**Problem to work on:**
Among the entries below, find each line holding "icon" and return it.

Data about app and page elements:
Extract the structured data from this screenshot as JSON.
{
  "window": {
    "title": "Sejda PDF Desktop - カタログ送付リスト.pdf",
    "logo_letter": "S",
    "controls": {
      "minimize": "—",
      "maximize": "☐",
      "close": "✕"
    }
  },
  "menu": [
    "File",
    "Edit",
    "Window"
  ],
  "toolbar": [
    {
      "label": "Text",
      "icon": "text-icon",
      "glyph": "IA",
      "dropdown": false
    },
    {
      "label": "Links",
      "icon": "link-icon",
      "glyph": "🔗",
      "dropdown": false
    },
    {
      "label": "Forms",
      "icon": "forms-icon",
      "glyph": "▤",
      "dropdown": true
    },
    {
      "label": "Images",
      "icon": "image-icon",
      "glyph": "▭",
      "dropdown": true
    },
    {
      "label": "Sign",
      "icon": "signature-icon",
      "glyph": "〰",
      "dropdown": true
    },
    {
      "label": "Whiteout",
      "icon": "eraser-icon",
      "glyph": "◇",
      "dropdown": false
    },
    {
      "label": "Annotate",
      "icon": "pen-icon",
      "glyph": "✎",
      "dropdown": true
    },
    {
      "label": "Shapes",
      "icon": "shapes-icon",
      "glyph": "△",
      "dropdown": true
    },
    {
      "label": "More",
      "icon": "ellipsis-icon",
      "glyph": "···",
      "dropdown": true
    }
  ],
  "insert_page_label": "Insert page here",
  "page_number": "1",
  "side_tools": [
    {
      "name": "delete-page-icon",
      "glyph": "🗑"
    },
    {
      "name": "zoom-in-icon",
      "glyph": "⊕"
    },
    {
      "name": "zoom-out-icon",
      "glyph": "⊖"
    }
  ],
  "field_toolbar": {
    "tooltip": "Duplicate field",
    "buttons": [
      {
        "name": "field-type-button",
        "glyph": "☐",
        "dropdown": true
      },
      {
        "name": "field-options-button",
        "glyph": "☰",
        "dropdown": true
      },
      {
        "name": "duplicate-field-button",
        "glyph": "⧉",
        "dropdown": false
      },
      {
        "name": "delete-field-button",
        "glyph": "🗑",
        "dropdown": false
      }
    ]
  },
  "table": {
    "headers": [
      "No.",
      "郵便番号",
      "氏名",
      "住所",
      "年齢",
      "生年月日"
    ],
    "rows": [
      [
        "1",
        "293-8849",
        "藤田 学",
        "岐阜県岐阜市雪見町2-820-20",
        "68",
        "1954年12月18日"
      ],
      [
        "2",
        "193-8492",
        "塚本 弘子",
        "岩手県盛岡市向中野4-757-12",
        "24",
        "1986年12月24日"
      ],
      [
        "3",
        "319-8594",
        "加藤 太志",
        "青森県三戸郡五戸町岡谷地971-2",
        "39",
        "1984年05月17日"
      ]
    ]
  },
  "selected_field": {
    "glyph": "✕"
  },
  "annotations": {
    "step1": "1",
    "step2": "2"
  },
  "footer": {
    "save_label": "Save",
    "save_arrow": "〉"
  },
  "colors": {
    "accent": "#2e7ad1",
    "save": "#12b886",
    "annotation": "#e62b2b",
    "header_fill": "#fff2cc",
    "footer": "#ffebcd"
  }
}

**Written answer:**
      "icon": "text-icon",
      "icon": "link-icon",
      "icon": "forms-icon",
      "icon": "image-icon",
      "icon": "signature-icon",
      "icon": "eraser-icon",
      "icon": "pen-icon",
      "icon": "shapes-icon",
      "icon": "ellipsis-icon",
      "name": "delete-page-icon",
      "name": "zoom-in-icon",
      "name": "zoom-out-icon",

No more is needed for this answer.